This morning my husband drove my daughter to school and forgot his cell phone. Actually, I’ll clarify to say he deliberately chose not to bring it because when my teenage son suggested he bring it, my husband retaliated that he was only traveling a mile away.
It’s an hour later and my husband isn’t home yet. Where can he be? Logically I begin: Maybe he ran into a friend and got into a long conversation about the electoral college? Maybe he decided to grab some bagels on the way home? Only both of those things would still have had him home by now. I review the morning in my head. My husband had mentioned he didn’t feel so great; a little nauseated. He said maybe some fresh air would help. Perhaps he’s standing on a corner deep breathing into his asshole? (His words, not mine.) These are the coherent scenarios I discount immediately.
Of course, it seems absurd to ponder he had a heart attack; he’s a young healthy guy. Yet, I’m staring at the phone waiting for a strange number to reveal itself on the caller ID and it might be a Lieutenant Smith from the Fort Lee police telling me they found my name and number in my husband’s wallet in case of emergency. I hope he moved that card into his new wallet otherwise it’ll be hours before they find me.
My son jokes he’s having a secret affair. I laugh, thinking in the old days my jealous rage would have instantly gone in the cheating direction, but that’s not as scary as dead. Every door slam down the hall makes me crane my neck; my stomach is in a knot. Seriously where is he? I try the extreme good scenarios: maybe he went grocery shopping on his own… or … Nothing. My brain is stuck on dead.
He finally walks in an hour later, hair disheveled (or sexed up) if he’d been sleeping.
“Where have you been?” I ask.
“I just sat in the car in the garage for a few minutes. I told you I didn’t feel good,” he says. He’s looking at me like I’m the asshole.
“You could have come upstairs to sleep,” I say and the lump travels from my stomach to my throat and I burst into tears. “You were missing for over an hour. I was so worried.”
“Sorry,” he says and it doesn’t make me feel any better knowing I’m the type of wife from which a husband has to hide in the car.

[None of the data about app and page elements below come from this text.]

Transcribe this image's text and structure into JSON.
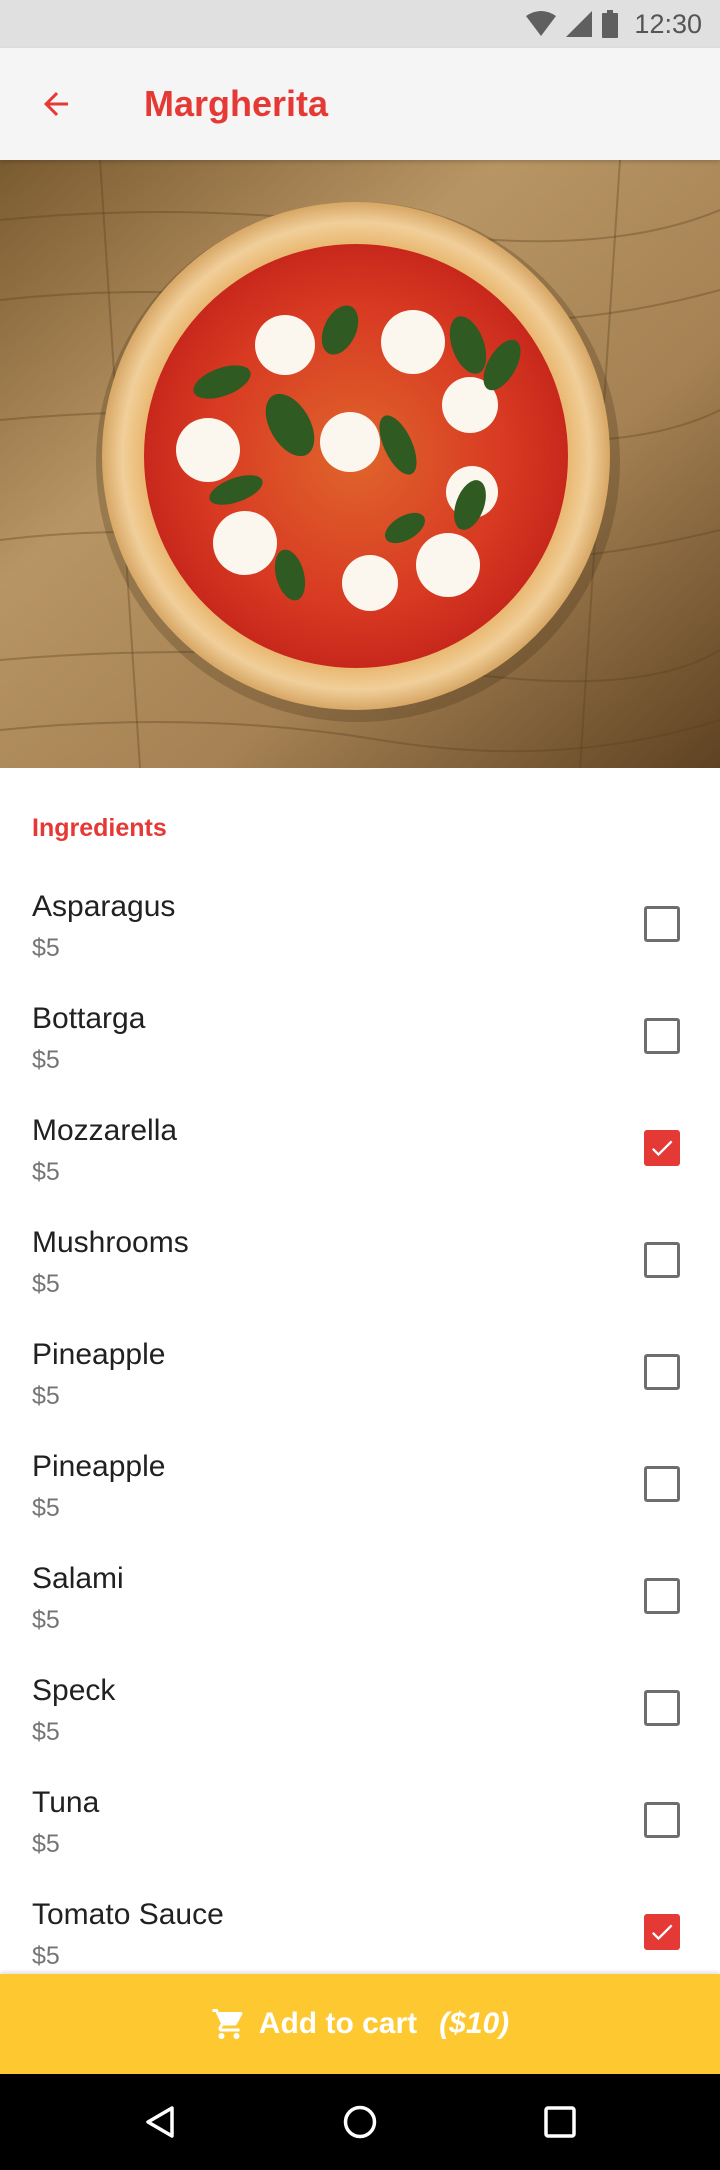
{
  "status_bar": {
    "time": "12:30",
    "icons": [
      "wifi-icon",
      "signal-icon",
      "battery-icon"
    ]
  },
  "app_bar": {
    "title": "Margherita",
    "back_icon": "arrow-left-icon"
  },
  "hero": {
    "image": "margherita-pizza-photo"
  },
  "ingredients": {
    "header": "Ingredients",
    "items": [
      {
        "name": "Asparagus",
        "price": "$5",
        "checked": false
      },
      {
        "name": "Bottarga",
        "price": "$5",
        "checked": false
      },
      {
        "name": "Mozzarella",
        "price": "$5",
        "checked": true
      },
      {
        "name": "Mushrooms",
        "price": "$5",
        "checked": false
      },
      {
        "name": "Pineapple",
        "price": "$5",
        "checked": false
      },
      {
        "name": "Pineapple",
        "price": "$5",
        "checked": false
      },
      {
        "name": "Salami",
        "price": "$5",
        "checked": false
      },
      {
        "name": "Speck",
        "price": "$5",
        "checked": false
      },
      {
        "name": "Tuna",
        "price": "$5",
        "checked": false
      },
      {
        "name": "Tomato Sauce",
        "price": "$5",
        "checked": true
      }
    ]
  },
  "cart": {
    "label": "Add to cart",
    "price": "($10)",
    "icon": "shopping-cart-icon"
  },
  "nav_bar": {
    "icons": [
      "back-triangle-icon",
      "home-circle-icon",
      "recents-square-icon"
    ]
  },
  "colors": {
    "accent": "#e53935",
    "cart": "#fdc830",
    "app_bar": "#f5f5f5",
    "status_bar": "#e0e0e0"
  }
}
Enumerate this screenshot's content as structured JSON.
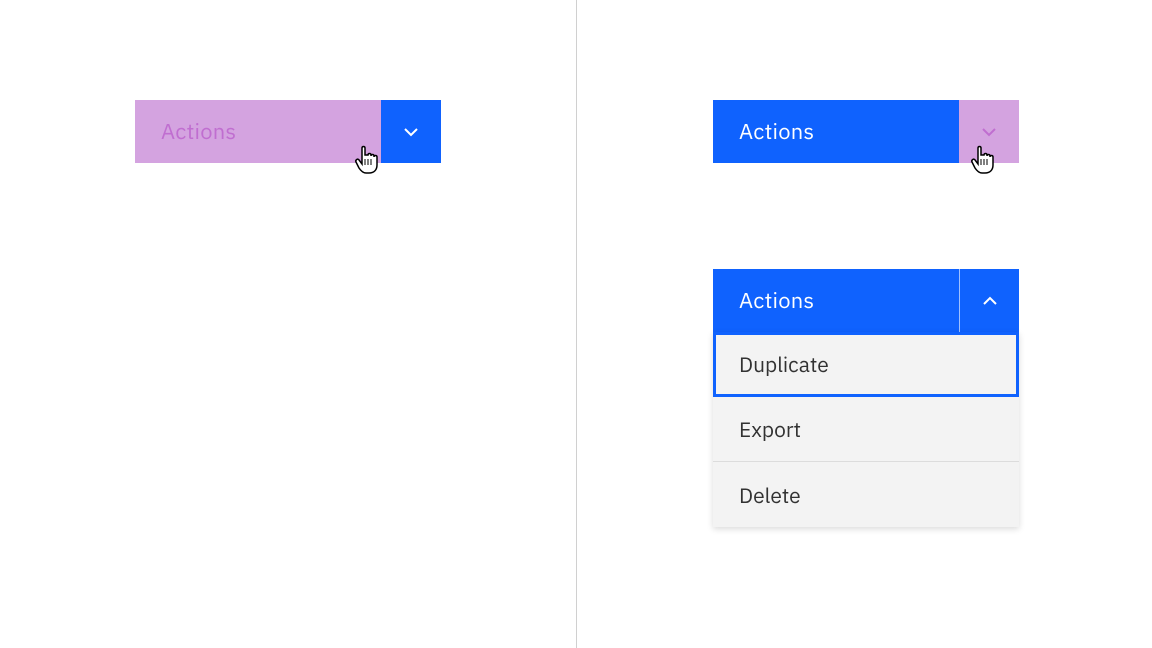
{
  "colors": {
    "primary": "#0f62fe",
    "overlay": "#d4a3e0",
    "menu_bg": "#f3f3f3",
    "text_menu": "#323232"
  },
  "left_panel": {
    "split_button": {
      "label": "Actions",
      "highlighted_segment": "main"
    }
  },
  "right_panel": {
    "closed": {
      "label": "Actions",
      "highlighted_segment": "trigger"
    },
    "open": {
      "label": "Actions",
      "menu_items": [
        {
          "label": "Duplicate",
          "focused": true
        },
        {
          "label": "Export",
          "focused": false
        },
        {
          "label": "Delete",
          "focused": false
        }
      ]
    }
  }
}
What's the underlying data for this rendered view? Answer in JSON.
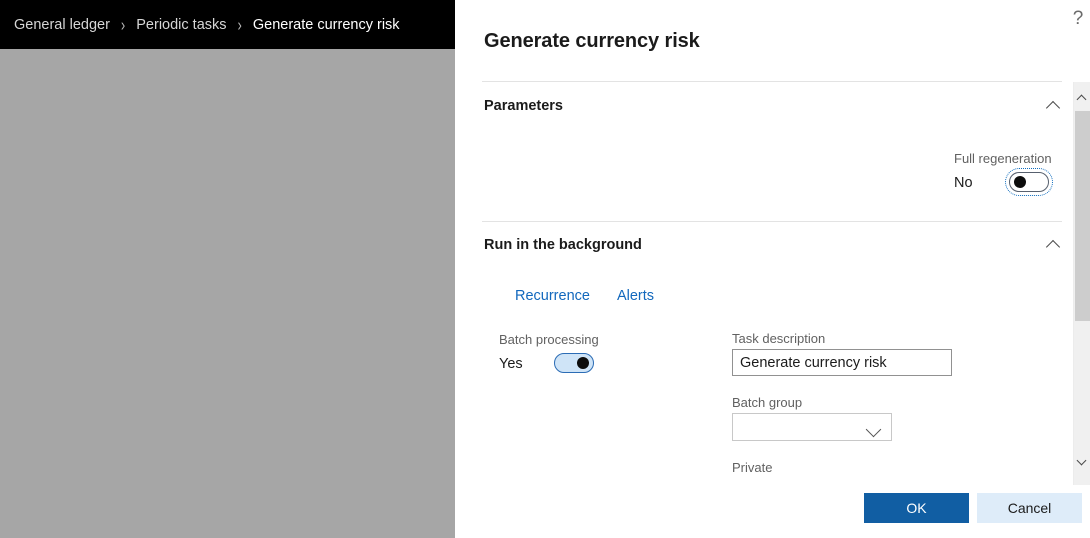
{
  "app": {
    "breadcrumb": [
      {
        "label": "General ledger"
      },
      {
        "label": "Periodic tasks"
      },
      {
        "label": "Generate currency risk"
      }
    ],
    "separator": "›"
  },
  "dialog": {
    "title": "Generate currency risk",
    "help_icon": "?",
    "sections": [
      {
        "title": "Parameters",
        "chevron_icon": "chevron-up-icon",
        "fields": {
          "full_regeneration": {
            "label": "Full regeneration",
            "value_text": "No",
            "state": "off",
            "focused": true
          }
        }
      },
      {
        "title": "Run in the background",
        "chevron_icon": "chevron-up-icon",
        "tabs": [
          {
            "label": "Recurrence"
          },
          {
            "label": "Alerts"
          }
        ],
        "fields": {
          "batch_processing": {
            "label": "Batch processing",
            "value_text": "Yes",
            "state": "on",
            "focused": false
          },
          "task_description": {
            "label": "Task description",
            "value": "Generate currency risk",
            "placeholder": ""
          },
          "batch_group": {
            "label": "Batch group",
            "value": "",
            "chevron_icon": "chevron-down-icon"
          },
          "private": {
            "label": "Private"
          }
        }
      }
    ],
    "scrollbar": {
      "up_icon": "scroll-up-arrow-icon",
      "down_icon": "scroll-down-arrow-icon"
    },
    "footer": {
      "ok_label": "OK",
      "cancel_label": "Cancel"
    }
  },
  "colors": {
    "accent": "#115ea3",
    "link": "#1268bd",
    "cancel_bg": "#deecf9",
    "toggle_on_bg": "#cfe4f7",
    "header_bg": "#000000",
    "overlay_bg": "#a6a6a6"
  }
}
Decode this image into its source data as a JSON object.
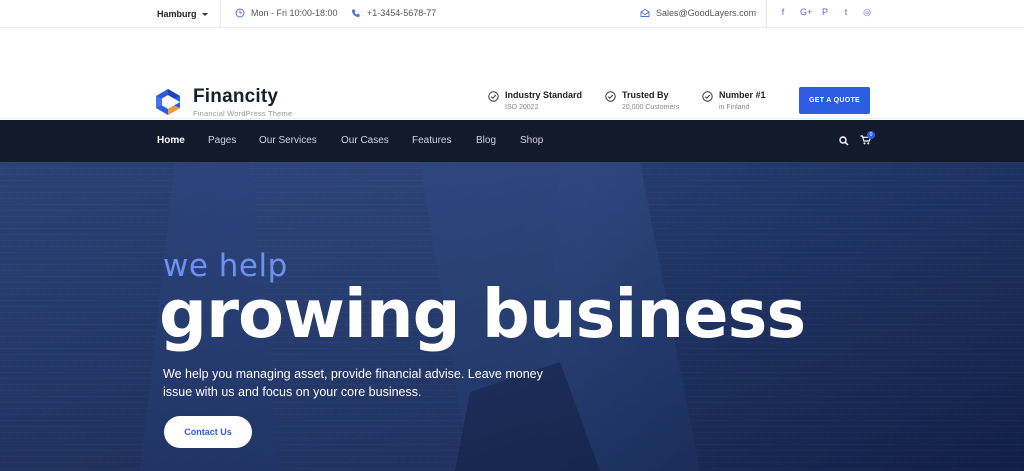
{
  "topbar": {
    "location": "Hamburg",
    "hours": "Mon - Fri 10:00-18:00",
    "phone": "+1-3454-5678-77",
    "email": "Sales@GoodLayers.com",
    "social": [
      {
        "name": "facebook-icon",
        "glyph": "f"
      },
      {
        "name": "google-plus-icon",
        "glyph": "G+"
      },
      {
        "name": "pinterest-icon",
        "glyph": "P"
      },
      {
        "name": "twitter-icon",
        "glyph": "t"
      },
      {
        "name": "instagram-icon",
        "glyph": "◎"
      }
    ]
  },
  "header": {
    "brand": "Financity",
    "tagline": "Financial WordPress Theme",
    "features": [
      {
        "title": "Industry Standard",
        "sub": "ISO 20022"
      },
      {
        "title": "Trusted By",
        "sub": "20,000 Customers"
      },
      {
        "title": "Number #1",
        "sub": "in Finland"
      }
    ],
    "quote_button": "GET A QUOTE"
  },
  "nav": {
    "items": [
      "Home",
      "Pages",
      "Our Services",
      "Our Cases",
      "Features",
      "Blog",
      "Shop"
    ],
    "cart_count": "0"
  },
  "hero": {
    "small_title": "we help",
    "big_title": "growing business",
    "description": "We help you managing asset, provide financial advise. Leave money issue with us and focus on your core business.",
    "button": "Contact Us"
  },
  "colors": {
    "accent": "#2d5ce0",
    "nav_bg": "#121a2c",
    "hero_small": "#6c92f0"
  }
}
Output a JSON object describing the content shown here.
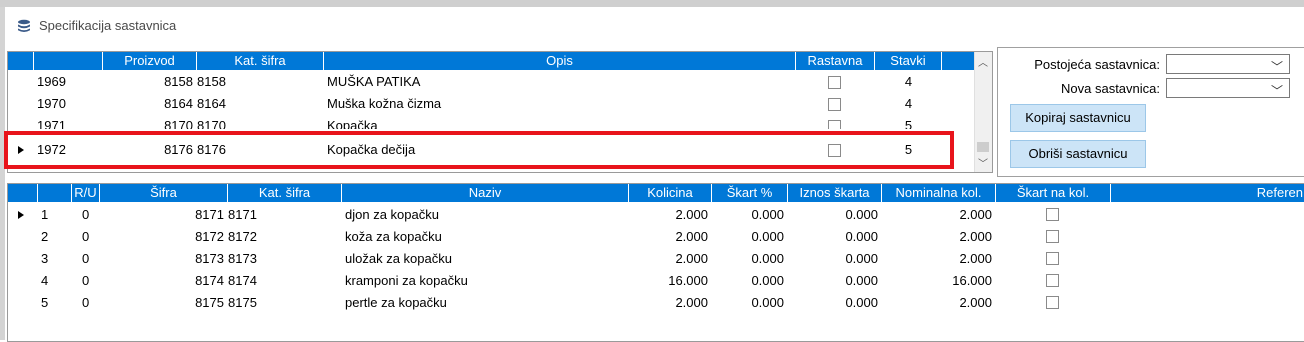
{
  "window": {
    "title": "Specifikacija sastavnica",
    "icon": "database-icon"
  },
  "top_grid": {
    "columns": [
      "",
      "",
      "Proizvod",
      "Kat. šifra",
      "Opis",
      "Rastavna",
      "Stavki"
    ],
    "rows": [
      {
        "id": "1969",
        "proizvod": "8158",
        "kat_sifra": "8158",
        "opis": "MUŠKA PATIKA",
        "rastavna": false,
        "stavki": "4",
        "current": false
      },
      {
        "id": "1970",
        "proizvod": "8164",
        "kat_sifra": "8164",
        "opis": "Muška kožna čizma",
        "rastavna": false,
        "stavki": "4",
        "current": false
      },
      {
        "id": "1971",
        "proizvod": "8170",
        "kat_sifra": "8170",
        "opis": "Kopačka",
        "rastavna": false,
        "stavki": "5",
        "current": false
      },
      {
        "id": "1972",
        "proizvod": "8176",
        "kat_sifra": "8176",
        "opis": "Kopačka dečija",
        "rastavna": false,
        "stavki": "5",
        "current": true
      }
    ]
  },
  "side_panel": {
    "existing_label": "Postojeća sastavnica:",
    "existing_value": "",
    "new_label": "Nova sastavnica:",
    "new_value": "",
    "copy_button": "Kopiraj sastavnicu",
    "delete_button": "Obriši sastavnicu"
  },
  "bottom_grid": {
    "columns": [
      "",
      "",
      "R/U",
      "Šifra",
      "Kat. šifra",
      "Naziv",
      "Kolicina",
      "Škart %",
      "Iznos škarta",
      "Nominalna kol.",
      "Škart na kol.",
      "Referen"
    ],
    "rows": [
      {
        "n": "1",
        "ru": "0",
        "sifra": "8171",
        "kat_sifra": "8171",
        "naziv": "djon za kopačku",
        "kolicina": "2.000",
        "skart_pct": "0.000",
        "iznos": "0.000",
        "nominalna": "2.000",
        "skart_na_kol": false,
        "current": true
      },
      {
        "n": "2",
        "ru": "0",
        "sifra": "8172",
        "kat_sifra": "8172",
        "naziv": "koža za kopačku",
        "kolicina": "2.000",
        "skart_pct": "0.000",
        "iznos": "0.000",
        "nominalna": "2.000",
        "skart_na_kol": false,
        "current": false
      },
      {
        "n": "3",
        "ru": "0",
        "sifra": "8173",
        "kat_sifra": "8173",
        "naziv": "uložak za kopačku",
        "kolicina": "2.000",
        "skart_pct": "0.000",
        "iznos": "0.000",
        "nominalna": "2.000",
        "skart_na_kol": false,
        "current": false
      },
      {
        "n": "4",
        "ru": "0",
        "sifra": "8174",
        "kat_sifra": "8174",
        "naziv": "kramponi za kopačku",
        "kolicina": "16.000",
        "skart_pct": "0.000",
        "iznos": "0.000",
        "nominalna": "16.000",
        "skart_na_kol": false,
        "current": false
      },
      {
        "n": "5",
        "ru": "0",
        "sifra": "8175",
        "kat_sifra": "8175",
        "naziv": "pertle za kopačku",
        "kolicina": "2.000",
        "skart_pct": "0.000",
        "iznos": "0.000",
        "nominalna": "2.000",
        "skart_na_kol": false,
        "current": false
      }
    ]
  },
  "colors": {
    "header_bg": "#0078d7",
    "highlight_border": "#e8141b",
    "button_bg": "#cce4f7"
  }
}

Maybe this incident will serve as future evidence to remind me not to jump to worst case scenario; better to assume your husband is being slightly inconsiderate. Only he will plead not guilty, insisting it was not his intention to worry me, and contending he is just the illiterate version of time; the direct opposite of me, the daughter of “the Nazi of time,” who can guess the time accurately within five minutes any time of day.